─── Material for this exercise ───

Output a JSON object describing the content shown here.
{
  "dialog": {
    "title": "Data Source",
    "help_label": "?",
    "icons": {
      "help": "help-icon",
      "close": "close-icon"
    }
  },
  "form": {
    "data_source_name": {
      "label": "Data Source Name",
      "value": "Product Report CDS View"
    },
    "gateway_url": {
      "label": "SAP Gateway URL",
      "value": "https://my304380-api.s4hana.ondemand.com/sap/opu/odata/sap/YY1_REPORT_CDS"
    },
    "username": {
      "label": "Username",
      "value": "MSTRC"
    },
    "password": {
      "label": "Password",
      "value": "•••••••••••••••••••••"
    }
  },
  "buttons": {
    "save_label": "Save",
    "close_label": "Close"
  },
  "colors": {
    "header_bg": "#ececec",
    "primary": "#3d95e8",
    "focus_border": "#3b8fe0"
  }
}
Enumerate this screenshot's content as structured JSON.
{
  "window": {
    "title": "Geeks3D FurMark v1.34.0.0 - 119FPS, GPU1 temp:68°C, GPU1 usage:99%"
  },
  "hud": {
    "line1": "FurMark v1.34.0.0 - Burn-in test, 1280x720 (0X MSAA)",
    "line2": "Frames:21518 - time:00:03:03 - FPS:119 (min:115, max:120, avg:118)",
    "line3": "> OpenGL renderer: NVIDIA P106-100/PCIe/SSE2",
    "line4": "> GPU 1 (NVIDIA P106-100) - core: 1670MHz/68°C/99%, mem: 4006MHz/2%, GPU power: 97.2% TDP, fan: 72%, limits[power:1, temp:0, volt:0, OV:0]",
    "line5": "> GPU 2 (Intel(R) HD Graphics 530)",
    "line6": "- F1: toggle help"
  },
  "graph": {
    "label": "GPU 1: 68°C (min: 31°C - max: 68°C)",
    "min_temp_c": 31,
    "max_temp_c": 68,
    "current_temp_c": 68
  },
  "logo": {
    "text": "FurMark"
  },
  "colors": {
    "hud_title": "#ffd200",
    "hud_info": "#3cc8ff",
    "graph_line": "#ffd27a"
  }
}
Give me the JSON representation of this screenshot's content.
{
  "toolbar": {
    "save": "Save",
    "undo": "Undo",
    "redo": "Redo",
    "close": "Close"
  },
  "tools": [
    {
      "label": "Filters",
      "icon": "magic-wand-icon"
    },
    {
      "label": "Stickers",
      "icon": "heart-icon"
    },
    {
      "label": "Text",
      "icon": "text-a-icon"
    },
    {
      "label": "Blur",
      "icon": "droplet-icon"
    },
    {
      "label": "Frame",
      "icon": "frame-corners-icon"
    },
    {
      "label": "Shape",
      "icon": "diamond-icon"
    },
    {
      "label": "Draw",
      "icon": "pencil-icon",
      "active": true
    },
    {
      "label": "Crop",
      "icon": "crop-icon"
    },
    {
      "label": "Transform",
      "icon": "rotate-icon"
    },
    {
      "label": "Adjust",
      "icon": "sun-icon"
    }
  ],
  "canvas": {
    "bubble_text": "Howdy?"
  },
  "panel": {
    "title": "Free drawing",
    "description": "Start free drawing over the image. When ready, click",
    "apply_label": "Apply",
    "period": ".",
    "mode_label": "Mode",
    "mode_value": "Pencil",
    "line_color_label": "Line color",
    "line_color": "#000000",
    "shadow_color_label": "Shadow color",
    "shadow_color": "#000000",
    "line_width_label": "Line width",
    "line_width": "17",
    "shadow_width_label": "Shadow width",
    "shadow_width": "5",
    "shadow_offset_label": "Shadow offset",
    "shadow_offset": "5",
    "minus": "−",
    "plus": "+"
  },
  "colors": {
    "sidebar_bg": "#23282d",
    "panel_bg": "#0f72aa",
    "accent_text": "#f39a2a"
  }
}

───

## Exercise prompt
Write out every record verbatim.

## Written answer
Output a JSON object describing the content shown here.
{
  "dialog": {
    "title": "Data Source",
    "help_label": "?",
    "icons": {
      "help": "help-icon",
      "close": "close-icon"
    }
  },
  "form": {
    "data_source_name": {
      "label": "Data Source Name",
      "value": "Product Report CDS View"
    },
    "gateway_url": {
      "label": "SAP Gateway URL",
      "value": "https://my304380-api.s4hana.ondemand.com/sap/opu/odata/sap/YY1_REPORT_CDS"
    },
    "username": {
      "label": "Username",
      "value": "MSTRC"
    },
    "password": {
      "label": "Password",
      "value": "•••••••••••••••••••••"
    }
  },
  "buttons": {
    "save_label": "Save",
    "close_label": "Close"
  },
  "colors": {
    "header_bg": "#ececec",
    "primary": "#3d95e8",
    "focus_border": "#3b8fe0"
  }
}
Enumerate this screenshot's content as structured JSON.
{
  "window": {
    "title": "Geeks3D FurMark v1.34.0.0 - 119FPS, GPU1 temp:68°C, GPU1 usage:99%"
  },
  "hud": {
    "line1": "FurMark v1.34.0.0 - Burn-in test, 1280x720 (0X MSAA)",
    "line2": "Frames:21518 - time:00:03:03 - FPS:119 (min:115, max:120, avg:118)",
    "line3": "> OpenGL renderer: NVIDIA P106-100/PCIe/SSE2",
    "line4": "> GPU 1 (NVIDIA P106-100) - core: 1670MHz/68°C/99%, mem: 4006MHz/2%, GPU power: 97.2% TDP, fan: 72%, limits[power:1, temp:0, volt:0, OV:0]",
    "line5": "> GPU 2 (Intel(R) HD Graphics 530)",
    "line6": "- F1: toggle help"
  },
  "graph": {
    "label": "GPU 1: 68°C (min: 31°C - max: 68°C)",
    "min_temp_c": 31,
    "max_temp_c": 68,
    "current_temp_c": 68
  },
  "logo": {
    "text": "FurMark"
  },
  "colors": {
    "hud_title": "#ffd200",
    "hud_info": "#3cc8ff",
    "graph_line": "#ffd27a"
  }
}
Give me the JSON representation of this screenshot's content.
{
  "toolbar": {
    "save": "Save",
    "undo": "Undo",
    "redo": "Redo",
    "close": "Close"
  },
  "tools": [
    {
      "label": "Filters",
      "icon": "magic-wand-icon"
    },
    {
      "label": "Stickers",
      "icon": "heart-icon"
    },
    {
      "label": "Text",
      "icon": "text-a-icon"
    },
    {
      "label": "Blur",
      "icon": "droplet-icon"
    },
    {
      "label": "Frame",
      "icon": "frame-corners-icon"
    },
    {
      "label": "Shape",
      "icon": "diamond-icon"
    },
    {
      "label": "Draw",
      "icon": "pencil-icon",
      "active": true
    },
    {
      "label": "Crop",
      "icon": "crop-icon"
    },
    {
      "label": "Transform",
      "icon": "rotate-icon"
    },
    {
      "label": "Adjust",
      "icon": "sun-icon"
    }
  ],
  "canvas": {
    "bubble_text": "Howdy?"
  },
  "panel": {
    "title": "Free drawing",
    "description": "Start free drawing over the image. When ready, click",
    "apply_label": "Apply",
    "period": ".",
    "mode_label": "Mode",
    "mode_value": "Pencil",
    "line_color_label": "Line color",
    "line_color": "#000000",
    "shadow_color_label": "Shadow color",
    "shadow_color": "#000000",
    "line_width_label": "Line width",
    "line_width": "17",
    "shadow_width_label": "Shadow width",
    "shadow_width": "5",
    "shadow_offset_label": "Shadow offset",
    "shadow_offset": "5",
    "minus": "−",
    "plus": "+"
  },
  "colors": {
    "sidebar_bg": "#23282d",
    "panel_bg": "#0f72aa",
    "accent_text": "#f39a2a"
  }
}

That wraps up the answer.